[Web page and app entries]

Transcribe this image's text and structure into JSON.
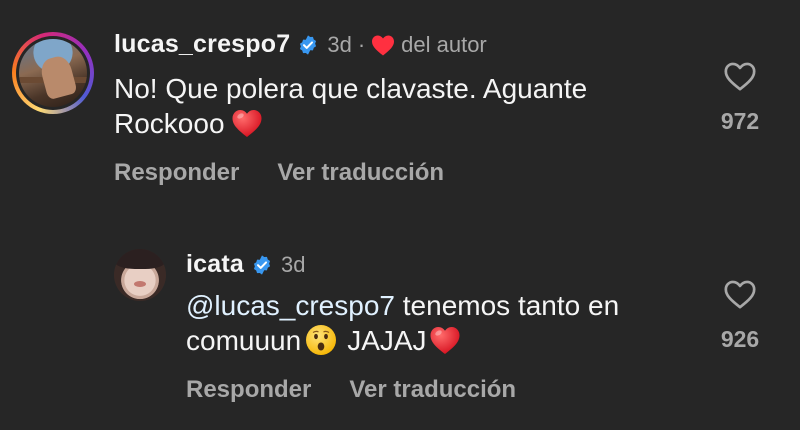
{
  "comments": [
    {
      "username": "lucas_crespo7",
      "time": "3d",
      "separator": "·",
      "author_like_label": "del autor",
      "text": "No! Que polera que clavaste. Aguante Rockooo",
      "like_count": "972",
      "reply_label": "Responder",
      "translate_label": "Ver traducción"
    },
    {
      "username": "icata",
      "time": "3d",
      "mention": "@lucas_crespo7",
      "text_part1": "tenemos tanto en",
      "text_part2": "comuuun",
      "text_part3": "JAJAJ",
      "like_count": "926",
      "reply_label": "Responder",
      "translate_label": "Ver traducción"
    }
  ],
  "icons": {
    "verified": "verified-badge-icon",
    "author_heart": "red-heart-icon",
    "like": "heart-outline-icon",
    "emoji_heart": "red-heart-emoji",
    "emoji_face": "hushed-face-emoji"
  },
  "colors": {
    "background": "#262626",
    "verified_blue": "#3897f0",
    "heart_red": "#ff3040",
    "muted": "#a8a8a8"
  }
}
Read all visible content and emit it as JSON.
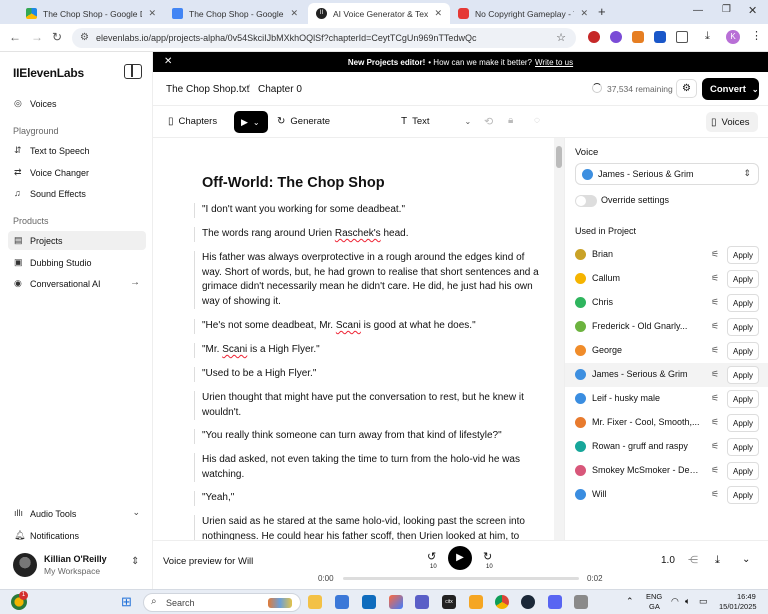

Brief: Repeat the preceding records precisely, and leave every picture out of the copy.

Response to this exercise:
Transcribe this image's text and structure into JSON.
{
  "comments": [
    {
      "username": "lucas_crespo7",
      "time": "3d",
      "separator": "·",
      "author_like_label": "del autor",
      "text": "No! Que polera que clavaste. Aguante Rockooo",
      "like_count": "972",
      "reply_label": "Responder",
      "translate_label": "Ver traducción"
    },
    {
      "username": "icata",
      "time": "3d",
      "mention": "@lucas_crespo7",
      "text_part1": "tenemos tanto en",
      "text_part2": "comuuun",
      "text_part3": "JAJAJ",
      "like_count": "926",
      "reply_label": "Responder",
      "translate_label": "Ver traducción"
    }
  ],
  "icons": {
    "verified": "verified-badge-icon",
    "author_heart": "red-heart-icon",
    "like": "heart-outline-icon",
    "emoji_heart": "red-heart-emoji",
    "emoji_face": "hushed-face-emoji"
  },
  "colors": {
    "background": "#262626",
    "verified_blue": "#3897f0",
    "heart_red": "#ff3040",
    "muted": "#a8a8a8"
  }
}
Read all visible content and emit it as JSON.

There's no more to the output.